Showing posts from June, 2020

Innovation vs. Creativity (or Tactics vs. Strategy)

Nokia Nokia. My first cellular phone was Nokia. Those days Nokia created best cellular phones. Nokia, once a dominant force in the mobile phone industry, has experienced a dramatic decline. From a market capitalization of $550 billion in 2000, it plummeted to just $18 billion. This decline prompts a critical question: Why did Nokia fail while companies like Apple soared to unprecedented heights ? While Nokia excelled at producing high-quality cellular phones, it missed the boat on the smartphone revolution. Smart phones slowly gain more and more customers, and, of course, who bought smart phone did not buy cellular phone. Nokia did not lost it's domain of cellular phones. Nokia just missed this moment when new market of smartphones was created. Those two markets could not coexist. Such situation defined by " Struggle of Informations " model as "antagonistic informations" where only one information will survive and other will totally disappear. The critical ques

Big Software Contradiction

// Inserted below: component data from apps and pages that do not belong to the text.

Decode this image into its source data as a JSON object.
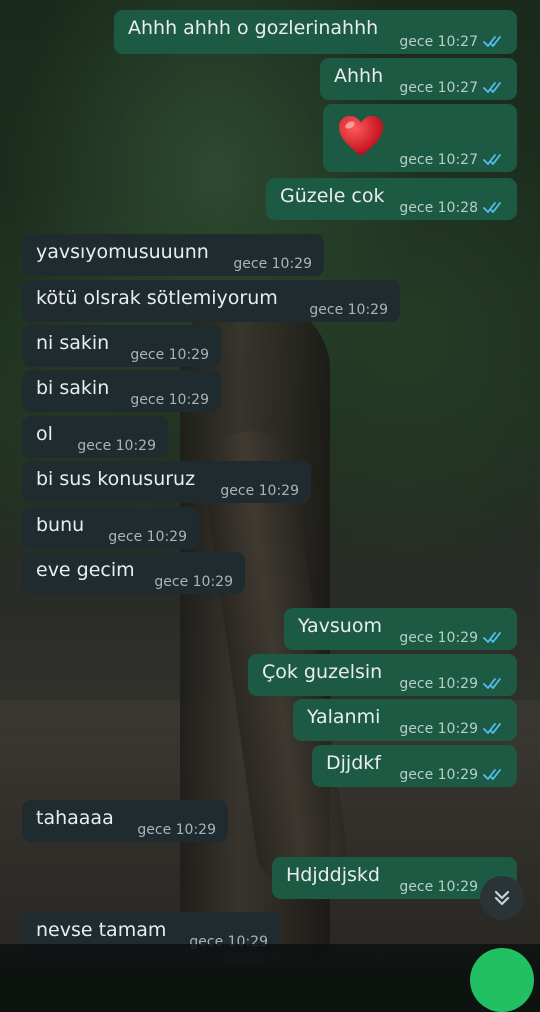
{
  "messages": [
    {
      "dir": "out",
      "text": "Ahhh ahhh o gozlerinahhh",
      "time": "gece 10:27",
      "status": "read"
    },
    {
      "dir": "out",
      "text": "Ahhh",
      "time": "gece 10:27",
      "status": "read"
    },
    {
      "dir": "out",
      "text": "",
      "emoji": "heart-emoji",
      "time": "gece 10:27",
      "status": "read"
    },
    {
      "dir": "out",
      "text": "Güzele cok",
      "time": "gece 10:28",
      "status": "read"
    },
    {
      "dir": "in",
      "text": "yavsıyomusuuunn",
      "time": "gece 10:29"
    },
    {
      "dir": "in",
      "text": "kötü olsrak sötlemiyorum",
      "time": "gece 10:29"
    },
    {
      "dir": "in",
      "text": "ni sakin",
      "time": "gece 10:29"
    },
    {
      "dir": "in",
      "text": "bi sakin",
      "time": "gece 10:29"
    },
    {
      "dir": "in",
      "text": "ol",
      "time": "gece 10:29"
    },
    {
      "dir": "in",
      "text": "bi sus konusuruz",
      "time": "gece 10:29"
    },
    {
      "dir": "in",
      "text": "bunu",
      "time": "gece 10:29"
    },
    {
      "dir": "in",
      "text": "eve gecim",
      "time": "gece 10:29"
    },
    {
      "dir": "out",
      "text": "Yavsuom",
      "time": "gece 10:29",
      "status": "read"
    },
    {
      "dir": "out",
      "text": "Çok guzelsin",
      "time": "gece 10:29",
      "status": "read"
    },
    {
      "dir": "out",
      "text": "Yalanmi",
      "time": "gece 10:29",
      "status": "read"
    },
    {
      "dir": "out",
      "text": "Djjdkf",
      "time": "gece 10:29",
      "status": "read"
    },
    {
      "dir": "in",
      "text": "tahaaaa",
      "time": "gece 10:29"
    },
    {
      "dir": "out",
      "text": "Hdjddjskd",
      "time": "gece 10:29",
      "status": "read"
    },
    {
      "dir": "in",
      "text": "nevse tamam",
      "time": "gece 10:29"
    }
  ],
  "colors": {
    "outgoing_bubble": "#1d5a44",
    "incoming_bubble": "#202b2f",
    "read_tick": "#53bdeb",
    "send_button": "#21c063"
  },
  "icons": {
    "scroll_down": "chevron-double-down-icon",
    "read_receipt": "double-check-icon"
  }
}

One of the famous books in software industry is " The Pragmatic Programmer: From Journeyman to Master ". This book contain set of practical advises how to create better software. For every section I read I have thought about how I'll follow this advise and how it will looks like. When I came to " The Evils of Duplication " section which suggest to follow the DRY (don't repeat yourself) principle (also known as "one point of truth") I thought in order to implement this principle I need to create some functionality only once and then use it whenever this functionality required. It will obviously help to maintain this functionality more easily, in case a problem will be found with the implementation there will be only one place to fix it. The following section in this book was about " Orthogonality " concept. It explained that in many cases fixes in our software code unintendedly change functionality in places we did not want to change. Orth